You have to give him credit for a novel — if unsuccessful — defence.
Mark Zirkind isn’t your regular sort of criminal — he’s an ultra Orthodox Jew of the Hasidic Lubavitch movement, someone you’d expect to see in a yeshiva, and not under arrest after police seized $1,136,555 from his rental car.
On Feb. 23, 2014, Zirkind flew from Montreal to Toronto on a one-way ticket and rented a car. Police watched him meet up with a drug trafficking suspect they had under surveillance in the Yorkdale mall parking lot and receive a red-and-white duffle bag.
Later that night, as Zirkind was travelling east along Hwy. 401 back toward Montreal, he was stopped by the OPP for speeding. Following a search of his car, he was arrested for possession of property obtained by crime.

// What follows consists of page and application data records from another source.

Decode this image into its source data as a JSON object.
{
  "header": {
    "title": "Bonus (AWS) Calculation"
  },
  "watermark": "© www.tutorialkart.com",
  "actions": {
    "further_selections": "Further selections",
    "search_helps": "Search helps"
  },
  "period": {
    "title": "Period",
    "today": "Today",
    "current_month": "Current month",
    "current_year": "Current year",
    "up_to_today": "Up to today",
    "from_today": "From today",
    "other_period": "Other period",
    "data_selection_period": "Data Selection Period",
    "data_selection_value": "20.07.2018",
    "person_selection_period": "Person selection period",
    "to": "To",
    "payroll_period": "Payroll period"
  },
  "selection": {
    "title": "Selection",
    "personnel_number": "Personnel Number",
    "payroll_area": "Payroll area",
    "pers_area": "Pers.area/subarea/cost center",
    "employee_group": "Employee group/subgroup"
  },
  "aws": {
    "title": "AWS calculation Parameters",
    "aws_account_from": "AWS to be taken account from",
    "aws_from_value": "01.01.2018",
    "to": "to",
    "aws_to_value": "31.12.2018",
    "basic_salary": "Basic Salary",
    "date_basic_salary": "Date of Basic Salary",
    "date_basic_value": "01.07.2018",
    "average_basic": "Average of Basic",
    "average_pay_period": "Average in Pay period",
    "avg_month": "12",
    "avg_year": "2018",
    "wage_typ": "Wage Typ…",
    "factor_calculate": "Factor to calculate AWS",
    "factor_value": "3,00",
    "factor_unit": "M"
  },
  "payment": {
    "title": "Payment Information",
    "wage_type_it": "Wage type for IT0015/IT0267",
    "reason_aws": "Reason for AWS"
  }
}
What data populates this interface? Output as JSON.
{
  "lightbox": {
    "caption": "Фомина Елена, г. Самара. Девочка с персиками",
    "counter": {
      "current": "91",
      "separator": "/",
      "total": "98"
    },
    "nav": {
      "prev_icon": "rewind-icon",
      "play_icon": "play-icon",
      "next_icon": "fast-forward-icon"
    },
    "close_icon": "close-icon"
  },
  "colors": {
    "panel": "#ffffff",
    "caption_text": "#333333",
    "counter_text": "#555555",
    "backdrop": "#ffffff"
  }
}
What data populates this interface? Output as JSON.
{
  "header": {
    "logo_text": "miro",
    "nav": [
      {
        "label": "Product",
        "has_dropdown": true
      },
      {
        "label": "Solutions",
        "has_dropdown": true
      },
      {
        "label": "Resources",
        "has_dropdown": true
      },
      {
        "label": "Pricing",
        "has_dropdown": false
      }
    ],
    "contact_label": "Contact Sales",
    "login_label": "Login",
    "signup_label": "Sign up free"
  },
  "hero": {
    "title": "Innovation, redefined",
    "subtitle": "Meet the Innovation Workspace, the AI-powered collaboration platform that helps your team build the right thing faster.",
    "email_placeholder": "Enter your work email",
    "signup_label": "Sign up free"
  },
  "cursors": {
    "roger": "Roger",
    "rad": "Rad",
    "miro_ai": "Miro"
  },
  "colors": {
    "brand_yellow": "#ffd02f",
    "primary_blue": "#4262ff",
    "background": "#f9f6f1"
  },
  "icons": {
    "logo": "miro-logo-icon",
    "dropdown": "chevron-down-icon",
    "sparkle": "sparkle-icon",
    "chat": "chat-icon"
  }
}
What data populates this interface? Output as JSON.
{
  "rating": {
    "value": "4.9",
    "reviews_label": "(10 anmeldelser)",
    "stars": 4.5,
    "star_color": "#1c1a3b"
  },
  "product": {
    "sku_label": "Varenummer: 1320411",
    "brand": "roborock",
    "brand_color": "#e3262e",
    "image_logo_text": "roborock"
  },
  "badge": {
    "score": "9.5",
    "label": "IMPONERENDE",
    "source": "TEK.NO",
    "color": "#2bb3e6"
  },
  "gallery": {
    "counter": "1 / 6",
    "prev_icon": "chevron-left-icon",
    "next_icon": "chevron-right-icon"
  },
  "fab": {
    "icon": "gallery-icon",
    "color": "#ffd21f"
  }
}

Police found over $1 million in cash in a number of bags, including $250,170 in the red-and-white duffle. The bags, the money, and several surfaces in the car, including the glove compartment, driver’s control surfaces, back seat and trunk, tested positive for cocaine.
According to the agreed statement of facts, the money in the Yorkdale duffle bag did come from cocaine trafficking. But Zirkind insisted he didn’t know at the time that he was transporting proceeds of crime.
Here’s where the novel defence comes in: He claimed he was a courier of “Shoah Gelt” — Shoah is the Hebrew word for the Holocaust and gelt is the Yiddish term for money. At his trial, Zirkind testified that he’d been approached by a stranger named “Avrum Reish” to move money to safekeeping in Montreal for Jews in Europe or Asia worried about a second Holocaust.
He told the court he was honoured to do so, “describing the task as a great ‘mitzvah’ or commandment from God.”
Zirkind testified that he drove the money from Toronto to Montreal on three or four prior occasions and never flew because he feared the cash would be discovered or lost. He said the people who handed over the money didn’t appear to be Jewish while those who received it in Montreal seemed to be orthodox Jews.
There were a number of reasons to be skeptical about his fanciful story.
The agreed statement of facts said Zirkind’s average declared annual income was $34,912. But between 2009 and February 2014, he’d made over $2 million in payments to his various credit cards.
Under cross-examination, Zirkind admitted he’d never asked how the money he was transporting came into Canada or where it ended up. He also claimed not to have a way of contacting Avrum and hadn’t heard from him since his arrest.
Superior Court Justice Todd Ducharme didn’t believe a word of it.